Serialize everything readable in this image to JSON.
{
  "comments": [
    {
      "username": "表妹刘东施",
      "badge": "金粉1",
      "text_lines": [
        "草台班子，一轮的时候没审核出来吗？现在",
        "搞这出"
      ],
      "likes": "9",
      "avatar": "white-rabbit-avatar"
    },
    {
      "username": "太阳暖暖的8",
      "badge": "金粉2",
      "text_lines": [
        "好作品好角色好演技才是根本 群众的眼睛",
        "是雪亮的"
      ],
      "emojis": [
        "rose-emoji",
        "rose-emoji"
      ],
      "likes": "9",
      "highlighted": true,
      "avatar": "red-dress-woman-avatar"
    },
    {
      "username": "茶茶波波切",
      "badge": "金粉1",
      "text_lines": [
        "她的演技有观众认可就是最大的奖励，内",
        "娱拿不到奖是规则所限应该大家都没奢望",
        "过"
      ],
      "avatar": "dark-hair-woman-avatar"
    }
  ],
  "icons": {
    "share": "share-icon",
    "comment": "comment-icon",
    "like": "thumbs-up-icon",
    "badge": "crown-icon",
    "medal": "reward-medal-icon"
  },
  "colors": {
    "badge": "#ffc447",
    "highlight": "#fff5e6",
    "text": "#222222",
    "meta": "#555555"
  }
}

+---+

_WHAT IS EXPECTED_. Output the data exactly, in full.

_RESULT OF THE EXERCISE_.
Serialize everything readable in this image to JSON.
{
  "comments": [
    {
      "username": "表妹刘东施",
      "badge": "金粉1",
      "text_lines": [
        "草台班子，一轮的时候没审核出来吗？现在",
        "搞这出"
      ],
      "likes": "9",
      "avatar": "white-rabbit-avatar"
    },
    {
      "username": "太阳暖暖的8",
      "badge": "金粉2",
      "text_lines": [
        "好作品好角色好演技才是根本 群众的眼睛",
        "是雪亮的"
      ],
      "emojis": [
        "rose-emoji",
        "rose-emoji"
      ],
      "likes": "9",
      "highlighted": true,
      "avatar": "red-dress-woman-avatar"
    },
    {
      "username": "茶茶波波切",
      "badge": "金粉1",
      "text_lines": [
        "她的演技有观众认可就是最大的奖励，内",
        "娱拿不到奖是规则所限应该大家都没奢望",
        "过"
      ],
      "avatar": "dark-hair-woman-avatar"
    }
  ],
  "icons": {
    "share": "share-icon",
    "comment": "comment-icon",
    "like": "thumbs-up-icon",
    "badge": "crown-icon",
    "medal": "reward-medal-icon"
  },
  "colors": {
    "badge": "#ffc447",
    "highlight": "#fff5e6",
    "text": "#222222",
    "meta": "#555555"
  }
}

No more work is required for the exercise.